Built in 1893-4, this Dutch Colonial-Revival manor home will undergo renovations to provide the community with an event space, industrial kitchen, and two-story deck at the new San Damiano Park. Image Credit: Stephanies Vang

Creating plans to redevelop San Damiano

The students began by responding with a formal engineering proposal. Once approved, they worked collectively as a team to develop three alternative designs for the redevelopment of San Damiano Park. All three options include a new building close to the lakeshore for kayak and canoe rentals and storage, a refreshment stand, a first aid station, and restrooms. Additions to the current parking area, including several handicap spaces, are also featured in all alternatives.

A view of Lake Monona from the shoreline of San Damiano Park.
San Damiano Park provides the local community with a beautiful view of Lake Monona and nearly 1,500 feet of shoreline access. Image Credit: Stephanies Vang

The first alternative renovates the existing building to create a coffee shop and catering kitchen. The second renovation alternative includes a restaurant, event space, industrial kitchen, and two-story deck with a lake view. The third alternative demolishes the existing building and replaces it with an open pavilion.

The students presented their ideas, discussing the pros and cons of each design, to a panel of judges including engineers, architects, and members of the public. Three-dimensional modeling was used for virtual walk-throughs of each alternative. An evaluation matrix was used to quantify the merits of each alternative. Factors evaluated included the objectives in the RFP, the team’s opinion of probable cost, a present worth analysis, and an evaluation of the environmental impact. The team recommended the second alternative, which the city selected as well. This design maximizes the use and enjoyment of the area for the community, highlighting all that the waterfront and San Damiano Park have to offer.

With the second alternative design selected, students worked to finalize the design plans by working closely with faculty, mentors, and the City of Monona. Throughout the project, students were exposed to various open-ended problems which developed their research skills and ability to work with incomplete information to move the project forward.

Their finished work product includes a geotechnical report, verification of compliance with applicable codes, structural calculations, drawings, and specifications. The specifications included bid forms, terms and conditions, and sections for key project elements. A project construction schedule, final opinion of probable cost, and copies of the project manual were included with the presentation materials as well. This project highlighted the importance of teamwork to successfully complete the objective of bringing new enhancements to the community.

Tree-lined path through San Damiano Park
A narrow, tree-lined driveway currently provides access to San Damiano Park. Site access, along with parking, are two of several key considerations that students will address during the next phase of the project.
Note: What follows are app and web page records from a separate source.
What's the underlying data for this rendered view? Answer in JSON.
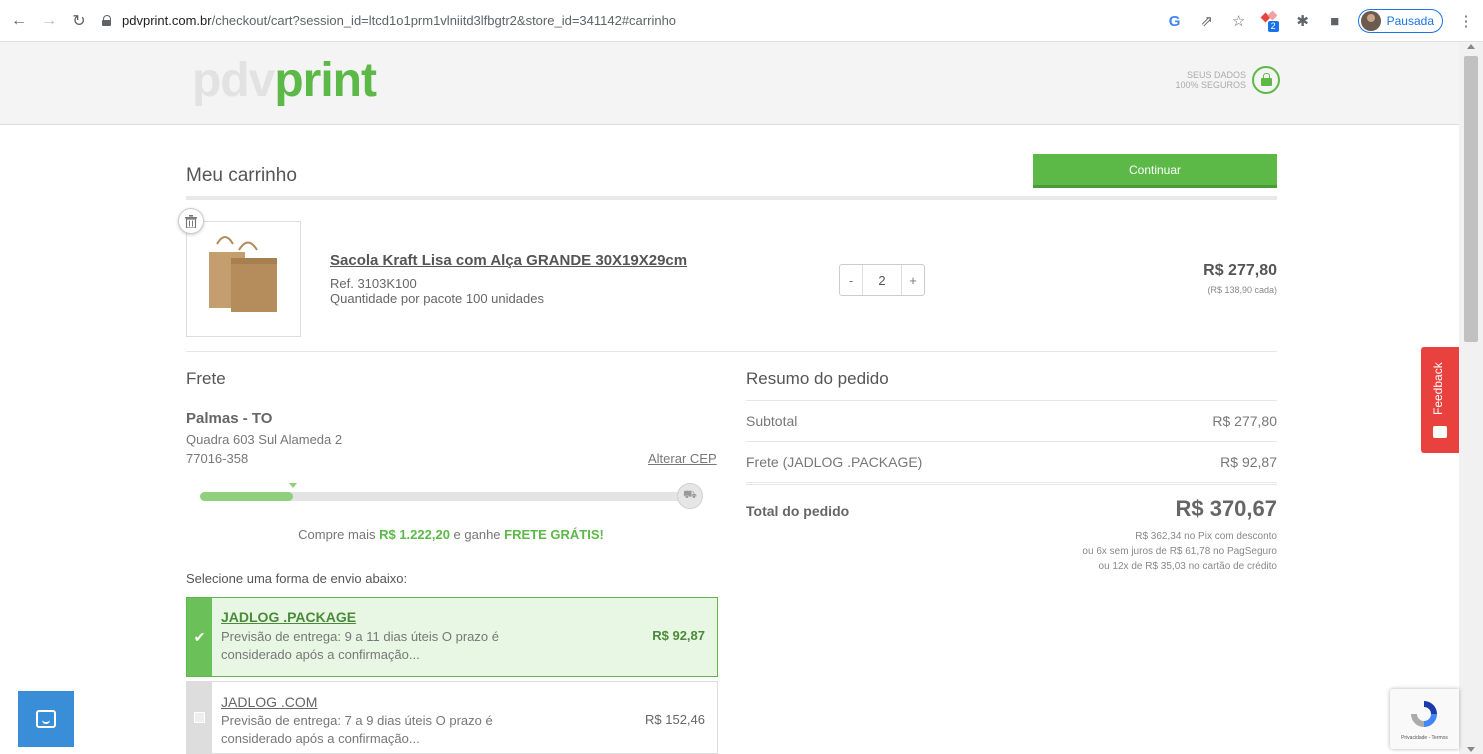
{
  "browser": {
    "url_host": "pdvprint.com.br",
    "url_rest": "/checkout/cart?session_id=ltcd1o1prm1vlniitd3lfbgtr2&store_id=341142#carrinho",
    "extension_badge": "2",
    "profile_label": "Pausada"
  },
  "header": {
    "logo_part1": "pdv",
    "logo_part2": "print",
    "secure_line1": "SEUS DADOS",
    "secure_line2": "100% SEGUROS"
  },
  "cart": {
    "title": "Meu carrinho",
    "continue_label": "Continuar",
    "item": {
      "name": "Sacola Kraft Lisa com Alça GRANDE 30X19X29cm",
      "ref": "Ref. 3103K100",
      "pack_info": "Quantidade por pacote 100 unidades",
      "qty": "2",
      "minus": "-",
      "plus": "+",
      "price": "R$ 277,80",
      "unit_price": "(R$ 138,90 cada)"
    }
  },
  "frete": {
    "title": "Frete",
    "city": "Palmas - TO",
    "address": "Quadra 603 Sul Alameda 2",
    "cep": "77016-358",
    "change_cep": "Alterar CEP",
    "progress": 0.19,
    "promo_prefix": "Compre mais ",
    "promo_amount": "R$ 1.222,20",
    "promo_middle": " e ganhe ",
    "promo_free": "FRETE GRÁTIS!",
    "select_label": "Selecione uma forma de envio abaixo:",
    "options": [
      {
        "name": "JADLOG .PACKAGE",
        "desc": "Previsão de entrega: 9 a 11 dias úteis O prazo é considerado após a confirmação...",
        "price": "R$ 92,87",
        "selected": true
      },
      {
        "name": "JADLOG .COM",
        "desc": "Previsão de entrega: 7 a 9 dias úteis O prazo é considerado após a confirmação...",
        "price": "R$ 152,46",
        "selected": false
      }
    ]
  },
  "summary": {
    "title": "Resumo do pedido",
    "subtotal_label": "Subtotal",
    "subtotal_value": "R$ 277,80",
    "shipping_label": "Frete (JADLOG .PACKAGE)",
    "shipping_value": "R$ 92,87",
    "total_label": "Total do pedido",
    "total_value": "R$ 370,67",
    "note1": "R$ 362,34 no Pix com desconto",
    "note2": "ou 6x sem juros de R$ 61,78 no PagSeguro",
    "note3": "ou 12x de R$ 35,03 no cartão de crédito"
  },
  "feedback_label": "Feedback",
  "recaptcha_text": "Privacidade - Termos",
  "colors": {
    "brand_green": "#5cb947",
    "feedback_red": "#e8413e",
    "chat_blue": "#3a8ed8"
  }
}
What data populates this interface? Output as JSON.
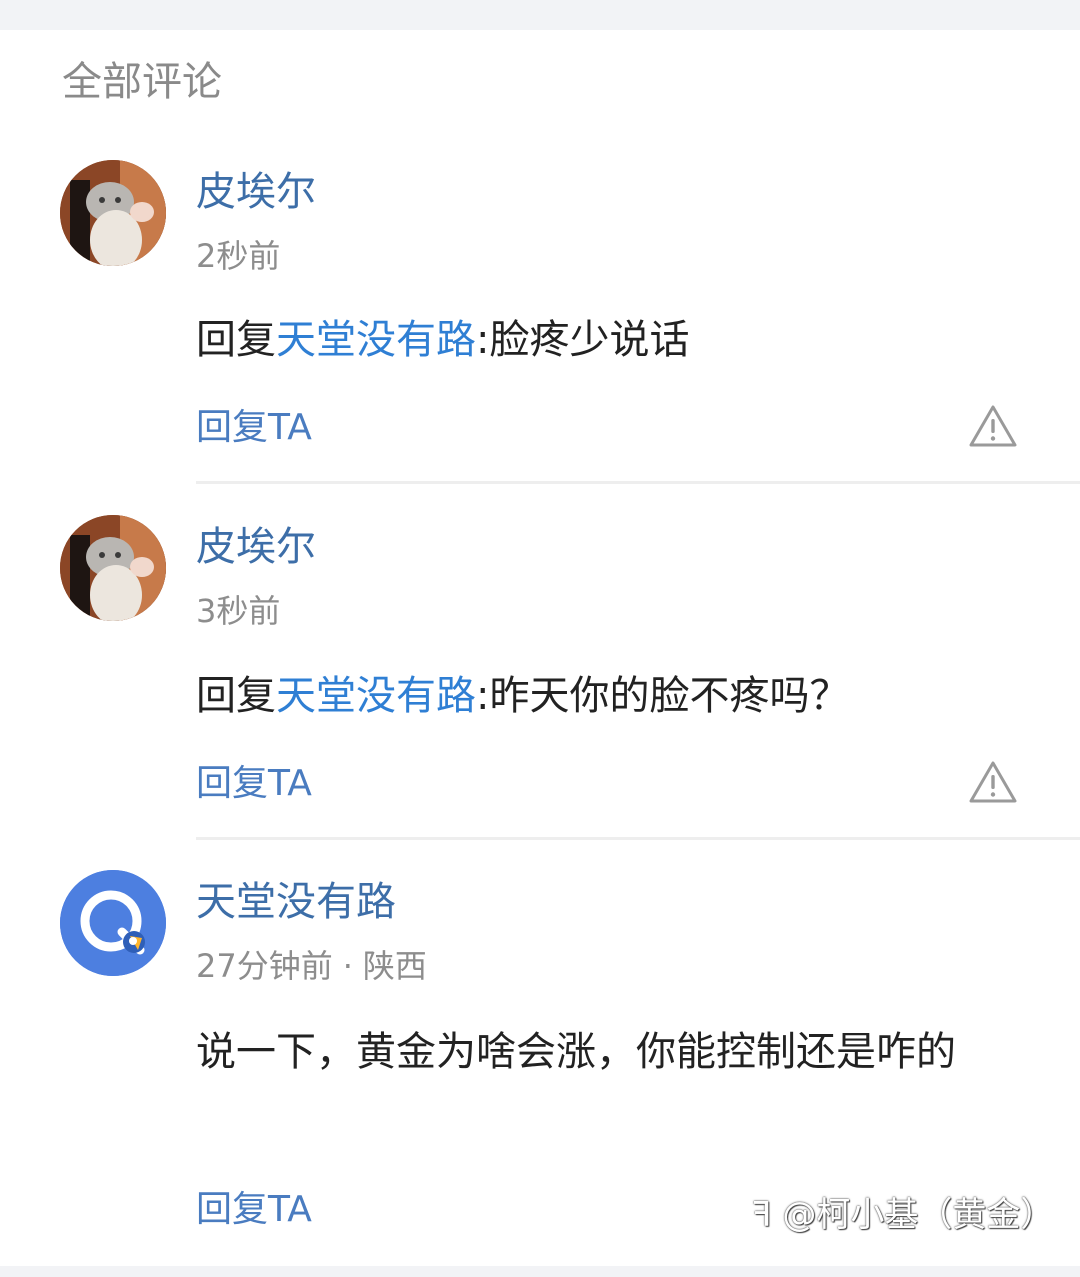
{
  "section": {
    "title": "全部评论"
  },
  "comments": [
    {
      "username": "皮埃尔",
      "time": "2秒前",
      "location": "",
      "reply_prefix": "回复",
      "mention": "天堂没有路",
      "text": ":脸疼少说话",
      "reply_label": "回复TA",
      "avatar": "cat-photo-avatar",
      "report_icon": "warning-triangle-icon"
    },
    {
      "username": "皮埃尔",
      "time": "3秒前",
      "location": "",
      "reply_prefix": "回复",
      "mention": "天堂没有路",
      "text": ":昨天你的脸不疼吗？",
      "reply_label": "回复TA",
      "avatar": "cat-photo-avatar",
      "report_icon": "warning-triangle-icon"
    },
    {
      "username": "天堂没有路",
      "time": "27分钟前",
      "separator": "·",
      "location": "陕西",
      "text": "说一下，黄金为啥会涨，你能控制还是咋的",
      "reply_label": "回复TA",
      "avatar": "rocket-app-avatar"
    }
  ],
  "watermark": "@柯小基（黄金）",
  "colors": {
    "username": "#3d6ea8",
    "mention": "#2f7fd4",
    "reply": "#4a7cc0",
    "meta": "#8d8d8d",
    "body_text": "#222222"
  }
}
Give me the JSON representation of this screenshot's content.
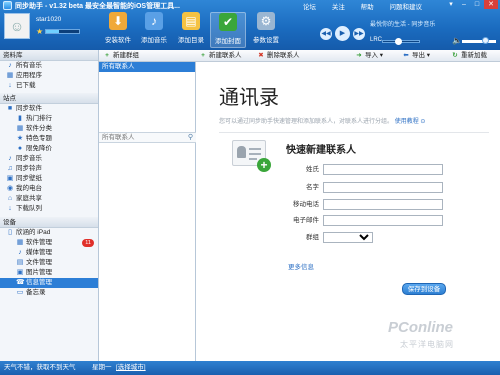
{
  "app": {
    "title": "同步助手 - v1.32 beta  最安全最智能的iOS管理工具..."
  },
  "user": {
    "name": "star1020"
  },
  "toolbar": [
    {
      "label": "安装软件",
      "icon": "download-box-icon",
      "color": "#f0a93a"
    },
    {
      "label": "添加音乐",
      "icon": "music-note-icon",
      "color": "#5aa0e6"
    },
    {
      "label": "添加目录",
      "icon": "folder-icon",
      "color": "#f5c242"
    },
    {
      "label": "添加封面",
      "icon": "checkbox-icon",
      "color": "#3aa63a"
    },
    {
      "label": "参数设置",
      "icon": "gear-icon",
      "color": "#9ab6d2"
    }
  ],
  "top_links": [
    "论坛",
    "关注",
    "帮助",
    "问题和建议"
  ],
  "player": {
    "now_playing": "最悦你的生活 - 同步音乐",
    "lrc": "LRC"
  },
  "sidebar": {
    "library": {
      "header": "资料库",
      "items": [
        {
          "label": "所有音乐",
          "icon": "music-note-icon"
        },
        {
          "label": "应用程序",
          "icon": "apps-icon"
        },
        {
          "label": "已下载",
          "icon": "download-arrow-icon"
        }
      ]
    },
    "store": {
      "header": "站点",
      "items": [
        {
          "label": "同步软件",
          "icon": "store-icon",
          "level": 0
        },
        {
          "label": "热门排行",
          "icon": "chart-icon",
          "level": 1
        },
        {
          "label": "软件分类",
          "icon": "grid-icon",
          "level": 1
        },
        {
          "label": "特色专题",
          "icon": "star-icon",
          "level": 1
        },
        {
          "label": "限免降价",
          "icon": "tag-icon",
          "level": 1
        },
        {
          "label": "同步音乐",
          "icon": "music-note-icon",
          "level": 0
        },
        {
          "label": "同步铃声",
          "icon": "bell-icon",
          "level": 0
        },
        {
          "label": "同步壁纸",
          "icon": "picture-icon",
          "level": 0
        },
        {
          "label": "我的电台",
          "icon": "radio-icon",
          "level": 0
        },
        {
          "label": "家庭共享",
          "icon": "home-icon",
          "level": 0
        },
        {
          "label": "下载队列",
          "icon": "queue-icon",
          "level": 0
        }
      ]
    },
    "device": {
      "header": "设备",
      "name": "欣涵的 iPad",
      "items": [
        {
          "label": "软件管理",
          "icon": "apps-icon",
          "badge": "11"
        },
        {
          "label": "媒体管理",
          "icon": "media-icon"
        },
        {
          "label": "文件管理",
          "icon": "folder-icon"
        },
        {
          "label": "图片管理",
          "icon": "picture-icon"
        },
        {
          "label": "信息管理",
          "icon": "contacts-icon",
          "selected": true
        },
        {
          "label": "备忘录",
          "icon": "note-icon"
        }
      ]
    }
  },
  "actions": {
    "new_group": "新建群组",
    "new_contact": "新建联系人",
    "delete_contact": "删除联系人",
    "import": "导入",
    "export": "导出",
    "refresh": "重新加载"
  },
  "contacts": {
    "selected_group": "所有联系人",
    "search_placeholder": "所有联系人"
  },
  "main": {
    "heading": "通讯录",
    "hint": "您可以通过同步助手快速管理和添加联系人，对联系人进行分组。",
    "hint_link": "使用教程"
  },
  "form": {
    "title": "快速新建联系人",
    "fields": {
      "last_name": "姓氏",
      "first_name": "名字",
      "mobile": "移动电话",
      "email": "电子邮件",
      "group": "群组"
    },
    "more": "更多信息",
    "save": "保存到设备"
  },
  "watermark": {
    "brand": "PConline",
    "sub": "太平洋电脑网"
  },
  "statusbar": {
    "weather": "天气不错，获取不到天气",
    "date": "星期一",
    "city_link": "[选择城市]"
  }
}
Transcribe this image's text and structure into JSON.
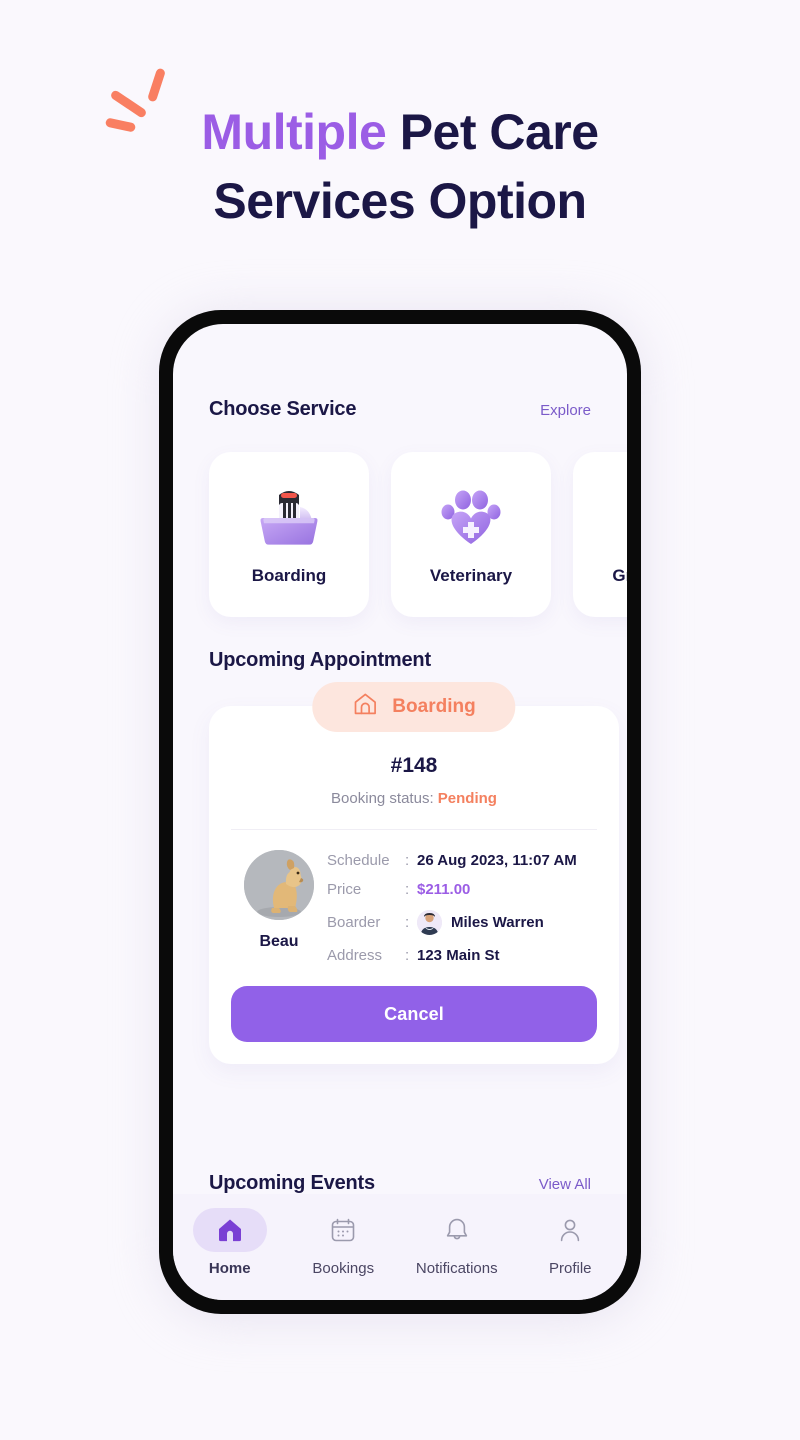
{
  "headline": {
    "accent_word": "Multiple",
    "rest_line1": " Pet Care",
    "line2": "Services Option",
    "accent_color": "#9b5de5",
    "text_color": "#1b1746",
    "spark_color": "#f97f62"
  },
  "screen": {
    "choose_service": {
      "title": "Choose Service",
      "link": "Explore",
      "cards": [
        {
          "label": "Boarding",
          "icon": "pet-carrier-icon"
        },
        {
          "label": "Veterinary",
          "icon": "paw-heart-cross-icon"
        },
        {
          "label": "Grooming",
          "icon": "grooming-icon"
        }
      ]
    },
    "upcoming_appointment": {
      "title": "Upcoming Appointment",
      "badge": {
        "label": "Boarding",
        "icon": "dog-house-icon",
        "bg": "#fde6de",
        "fg": "#f4805f"
      },
      "id": "#148",
      "status_label": "Booking status:",
      "status_value": "Pending",
      "status_color": "#f4805f",
      "pet": {
        "name": "Beau",
        "photo": "golden-retriever-photo"
      },
      "details": [
        {
          "key": "Schedule",
          "sep": ":",
          "value": "26 Aug 2023, 11:07 AM"
        },
        {
          "key": "Price",
          "sep": ":",
          "value": "$211.00"
        },
        {
          "key": "Boarder",
          "sep": ":",
          "value": "Miles Warren"
        },
        {
          "key": "Address",
          "sep": ":",
          "value": "123 Main St"
        }
      ],
      "price_color": "#9b5de5",
      "cancel_label": "Cancel",
      "cancel_color": "#9161e8"
    },
    "upcoming_events": {
      "title": "Upcoming Events",
      "link": "View All"
    },
    "bottom_nav": {
      "items": [
        {
          "label": "Home",
          "icon": "home-icon",
          "active": true
        },
        {
          "label": "Bookings",
          "icon": "calendar-icon",
          "active": false
        },
        {
          "label": "Notifications",
          "icon": "bell-icon",
          "active": false
        },
        {
          "label": "Profile",
          "icon": "person-icon",
          "active": false
        }
      ],
      "active_pill_color": "#e6ddf8",
      "active_icon_color": "#7a3fd4"
    }
  }
}
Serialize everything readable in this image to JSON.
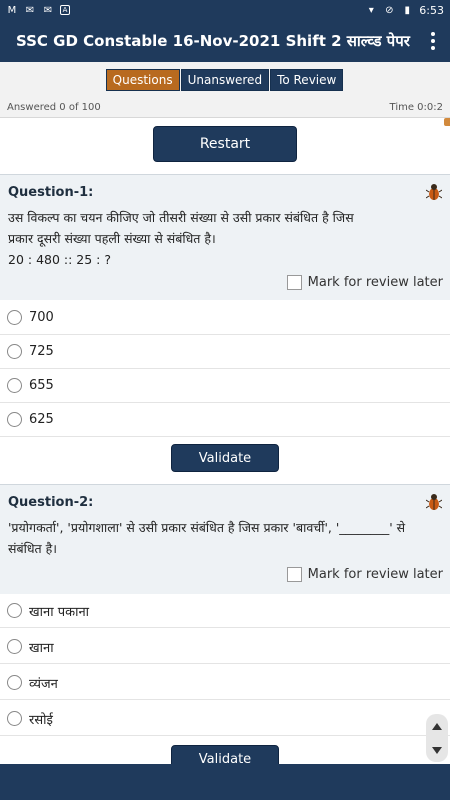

Image Credit: Stephanies Vang

Looking ahead: what’s next at San Damiano Park

With the building redevelopment design complete, the project is moving on to the next phase, and senior students currently enrolled in Capstone Design for fall of 2022 are assisting. The focus of their work will be evaluating three options for development of the site to complement improvements and changes to the existing building that were designed by the award-winning team of students from fall 2021. Key considerations that the students are addressing include how to guide safe and efficient traffic access to the site; parking and driveway configuration; site amenities including lighting, signage, trail development, and more; onsite stormwater management; and the protection of indigenous burial sites located on the property.

“We are so proud of our students and capstone instruction team for their hard work and for this recognition. The capstone experience is a highlight of our curriculum and gives our students direct, hands-on experience working on real engineering projects,” shares CEE Department Chair Bill Likos. “It’s experiences like these that make Badger civil and environmental engineers the best in the field.”